Conclave Brewing takes this concept even further down the ABV scale. Mexican Morning is only 5.9% ABV, and since it’s based on the brewery’s Espresso Milk Stout, it could be the perfect brunch beer. Spiced with the usual potpourri of cinnamon, cacao, vanilla, and arbol peppers, Mexican Morning would go well with fried chorizo and eggs and a chocolate concha for the perfect Mexican breakfast.
Mexican Achromatic | Weldwerks Brewing Co. | Greeley, CO
Steampunk-themed Weldwerks Brewing Co. has been on a hot streak recently, picking up medals at the World Beer Cup, Great American Beer Festival, and Festival of Wood and Barrel-Aged Beer in the last 18 months. But whereas many Mexican chocolate-inspired stouts aim for heat as well, this brewery’s 10% ABV Mexican Achromatic eschews peppers for a complex blend of earthier spices, including Vietnamese and Mexican cinnamon sticks, Indonesian cassia bark, Madagascar vanilla beans, and Ghanan cacao nibs. A healthy proportion of oats in the mash and an extended boil make this stout chewy, full-bodied, and unbelievably smooth.
Oaxaca Mole Milk Stout | Benchtop Brewing | Norfolk, VA

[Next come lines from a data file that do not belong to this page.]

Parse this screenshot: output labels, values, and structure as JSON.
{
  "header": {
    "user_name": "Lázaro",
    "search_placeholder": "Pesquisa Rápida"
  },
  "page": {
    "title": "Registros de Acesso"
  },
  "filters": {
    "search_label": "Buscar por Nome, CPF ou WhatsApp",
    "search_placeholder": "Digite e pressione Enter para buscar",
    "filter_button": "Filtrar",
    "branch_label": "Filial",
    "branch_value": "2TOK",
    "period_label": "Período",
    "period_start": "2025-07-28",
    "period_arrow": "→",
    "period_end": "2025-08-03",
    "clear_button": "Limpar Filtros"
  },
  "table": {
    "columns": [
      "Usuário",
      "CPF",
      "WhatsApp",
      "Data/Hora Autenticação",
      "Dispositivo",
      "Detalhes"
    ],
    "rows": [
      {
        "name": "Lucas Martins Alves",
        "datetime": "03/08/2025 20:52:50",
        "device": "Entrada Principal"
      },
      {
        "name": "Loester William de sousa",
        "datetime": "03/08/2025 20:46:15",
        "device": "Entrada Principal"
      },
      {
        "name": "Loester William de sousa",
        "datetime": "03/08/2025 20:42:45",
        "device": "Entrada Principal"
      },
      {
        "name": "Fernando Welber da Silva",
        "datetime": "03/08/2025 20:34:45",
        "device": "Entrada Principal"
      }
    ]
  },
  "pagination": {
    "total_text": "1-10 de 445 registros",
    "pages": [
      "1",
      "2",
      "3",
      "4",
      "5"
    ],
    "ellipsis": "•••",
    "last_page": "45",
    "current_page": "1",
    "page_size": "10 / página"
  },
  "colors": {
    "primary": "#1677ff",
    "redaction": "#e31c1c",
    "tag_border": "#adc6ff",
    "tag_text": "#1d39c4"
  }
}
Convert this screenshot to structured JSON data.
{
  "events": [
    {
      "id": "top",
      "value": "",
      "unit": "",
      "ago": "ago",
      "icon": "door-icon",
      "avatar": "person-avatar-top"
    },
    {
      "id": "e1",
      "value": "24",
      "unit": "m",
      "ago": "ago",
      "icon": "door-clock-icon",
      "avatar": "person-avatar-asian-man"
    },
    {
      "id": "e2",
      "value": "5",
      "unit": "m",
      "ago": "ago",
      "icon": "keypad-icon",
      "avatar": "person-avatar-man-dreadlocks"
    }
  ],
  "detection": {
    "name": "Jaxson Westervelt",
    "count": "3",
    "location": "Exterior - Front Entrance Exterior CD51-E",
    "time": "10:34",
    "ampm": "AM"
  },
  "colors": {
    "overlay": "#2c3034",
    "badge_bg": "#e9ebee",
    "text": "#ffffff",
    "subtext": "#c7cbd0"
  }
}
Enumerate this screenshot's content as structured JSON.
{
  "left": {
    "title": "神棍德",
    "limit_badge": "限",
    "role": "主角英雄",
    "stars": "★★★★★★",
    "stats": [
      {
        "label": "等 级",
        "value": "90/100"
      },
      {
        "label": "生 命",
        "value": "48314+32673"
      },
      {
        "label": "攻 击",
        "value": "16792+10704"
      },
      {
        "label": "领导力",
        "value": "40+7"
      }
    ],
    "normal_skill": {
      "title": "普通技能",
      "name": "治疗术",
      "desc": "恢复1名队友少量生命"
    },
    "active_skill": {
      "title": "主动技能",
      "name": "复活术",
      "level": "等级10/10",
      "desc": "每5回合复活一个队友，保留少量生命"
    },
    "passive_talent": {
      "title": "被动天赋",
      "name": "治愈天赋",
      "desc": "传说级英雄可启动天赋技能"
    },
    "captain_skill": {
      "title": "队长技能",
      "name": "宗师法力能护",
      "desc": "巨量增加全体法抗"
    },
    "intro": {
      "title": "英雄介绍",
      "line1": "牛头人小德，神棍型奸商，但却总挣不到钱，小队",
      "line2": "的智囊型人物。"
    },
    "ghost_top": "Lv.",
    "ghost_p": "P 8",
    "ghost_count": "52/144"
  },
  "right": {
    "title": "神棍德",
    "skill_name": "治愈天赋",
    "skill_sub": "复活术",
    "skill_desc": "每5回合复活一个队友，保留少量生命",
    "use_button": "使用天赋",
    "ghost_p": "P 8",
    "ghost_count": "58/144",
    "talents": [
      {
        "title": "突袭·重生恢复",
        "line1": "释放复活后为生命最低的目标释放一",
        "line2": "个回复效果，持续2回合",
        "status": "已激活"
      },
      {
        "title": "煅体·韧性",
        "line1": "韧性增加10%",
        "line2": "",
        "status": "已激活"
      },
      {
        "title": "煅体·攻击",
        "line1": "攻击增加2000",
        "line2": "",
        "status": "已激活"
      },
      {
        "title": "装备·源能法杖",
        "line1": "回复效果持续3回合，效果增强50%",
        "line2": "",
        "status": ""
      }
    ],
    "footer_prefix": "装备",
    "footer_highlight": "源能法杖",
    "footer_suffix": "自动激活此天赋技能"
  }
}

Inspired by local restaurant’s version of the popular Mexican mole dish, the folks at Benchtop Brewing crafted a unique take on this substyle of beer by seeking to evoke the flavors of the savory chocolate entrée rather than liquid cocoa. The brewing team added piloncillo sugar, star anise, toasted almonds, cinnamon, cacao nibs, and Ancho, Guajillo, and mulato peppers to their 4.8% milk stout to create a sessionable mole-inspired beer that is smooth, full-flavored, and complex.